<<<<
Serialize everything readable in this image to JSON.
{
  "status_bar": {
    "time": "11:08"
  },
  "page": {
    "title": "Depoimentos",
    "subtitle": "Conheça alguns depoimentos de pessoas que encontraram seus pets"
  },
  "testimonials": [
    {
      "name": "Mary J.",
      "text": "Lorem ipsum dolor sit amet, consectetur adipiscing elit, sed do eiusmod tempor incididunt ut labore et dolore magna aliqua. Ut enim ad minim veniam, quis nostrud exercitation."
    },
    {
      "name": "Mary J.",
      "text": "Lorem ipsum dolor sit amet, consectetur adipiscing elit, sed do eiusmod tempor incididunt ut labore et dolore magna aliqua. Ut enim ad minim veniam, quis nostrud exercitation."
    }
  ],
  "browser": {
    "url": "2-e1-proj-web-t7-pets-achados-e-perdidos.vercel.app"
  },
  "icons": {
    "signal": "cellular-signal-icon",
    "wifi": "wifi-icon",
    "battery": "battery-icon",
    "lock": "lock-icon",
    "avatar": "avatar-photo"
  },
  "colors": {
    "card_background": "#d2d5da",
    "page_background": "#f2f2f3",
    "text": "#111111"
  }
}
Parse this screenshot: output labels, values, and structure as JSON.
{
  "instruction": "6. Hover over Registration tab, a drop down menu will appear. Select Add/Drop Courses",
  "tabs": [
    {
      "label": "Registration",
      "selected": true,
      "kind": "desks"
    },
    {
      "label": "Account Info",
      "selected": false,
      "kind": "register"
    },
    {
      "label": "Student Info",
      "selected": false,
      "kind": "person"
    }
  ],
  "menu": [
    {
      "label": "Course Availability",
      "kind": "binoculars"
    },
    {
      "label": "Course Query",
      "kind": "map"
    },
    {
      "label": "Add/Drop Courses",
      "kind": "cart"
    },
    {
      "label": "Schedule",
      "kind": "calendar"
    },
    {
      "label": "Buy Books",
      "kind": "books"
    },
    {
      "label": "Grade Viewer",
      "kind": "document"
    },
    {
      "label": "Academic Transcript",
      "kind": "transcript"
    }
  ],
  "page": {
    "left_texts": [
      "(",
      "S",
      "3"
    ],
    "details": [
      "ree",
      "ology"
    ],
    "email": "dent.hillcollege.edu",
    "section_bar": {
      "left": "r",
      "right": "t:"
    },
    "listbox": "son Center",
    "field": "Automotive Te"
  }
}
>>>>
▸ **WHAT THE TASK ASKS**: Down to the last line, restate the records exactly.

▸ **RESPONSE TO THE TASK**:
Serialize everything readable in this image to JSON.
{
  "status_bar": {
    "time": "11:08"
  },
  "page": {
    "title": "Depoimentos",
    "subtitle": "Conheça alguns depoimentos de pessoas que encontraram seus pets"
  },
  "testimonials": [
    {
      "name": "Mary J.",
      "text": "Lorem ipsum dolor sit amet, consectetur adipiscing elit, sed do eiusmod tempor incididunt ut labore et dolore magna aliqua. Ut enim ad minim veniam, quis nostrud exercitation."
    },
    {
      "name": "Mary J.",
      "text": "Lorem ipsum dolor sit amet, consectetur adipiscing elit, sed do eiusmod tempor incididunt ut labore et dolore magna aliqua. Ut enim ad minim veniam, quis nostrud exercitation."
    }
  ],
  "browser": {
    "url": "2-e1-proj-web-t7-pets-achados-e-perdidos.vercel.app"
  },
  "icons": {
    "signal": "cellular-signal-icon",
    "wifi": "wifi-icon",
    "battery": "battery-icon",
    "lock": "lock-icon",
    "avatar": "avatar-photo"
  },
  "colors": {
    "card_background": "#d2d5da",
    "page_background": "#f2f2f3",
    "text": "#111111"
  }
}
Parse this screenshot: output labels, values, and structure as JSON.
{
  "instruction": "6. Hover over Registration tab, a drop down menu will appear. Select Add/Drop Courses",
  "tabs": [
    {
      "label": "Registration",
      "selected": true,
      "kind": "desks"
    },
    {
      "label": "Account Info",
      "selected": false,
      "kind": "register"
    },
    {
      "label": "Student Info",
      "selected": false,
      "kind": "person"
    }
  ],
  "menu": [
    {
      "label": "Course Availability",
      "kind": "binoculars"
    },
    {
      "label": "Course Query",
      "kind": "map"
    },
    {
      "label": "Add/Drop Courses",
      "kind": "cart"
    },
    {
      "label": "Schedule",
      "kind": "calendar"
    },
    {
      "label": "Buy Books",
      "kind": "books"
    },
    {
      "label": "Grade Viewer",
      "kind": "document"
    },
    {
      "label": "Academic Transcript",
      "kind": "transcript"
    }
  ],
  "page": {
    "left_texts": [
      "(",
      "S",
      "3"
    ],
    "details": [
      "ree",
      "ology"
    ],
    "email": "dent.hillcollege.edu",
    "section_bar": {
      "left": "r",
      "right": "t:"
    },
    "listbox": "son Center",
    "field": "Automotive Te"
  }
}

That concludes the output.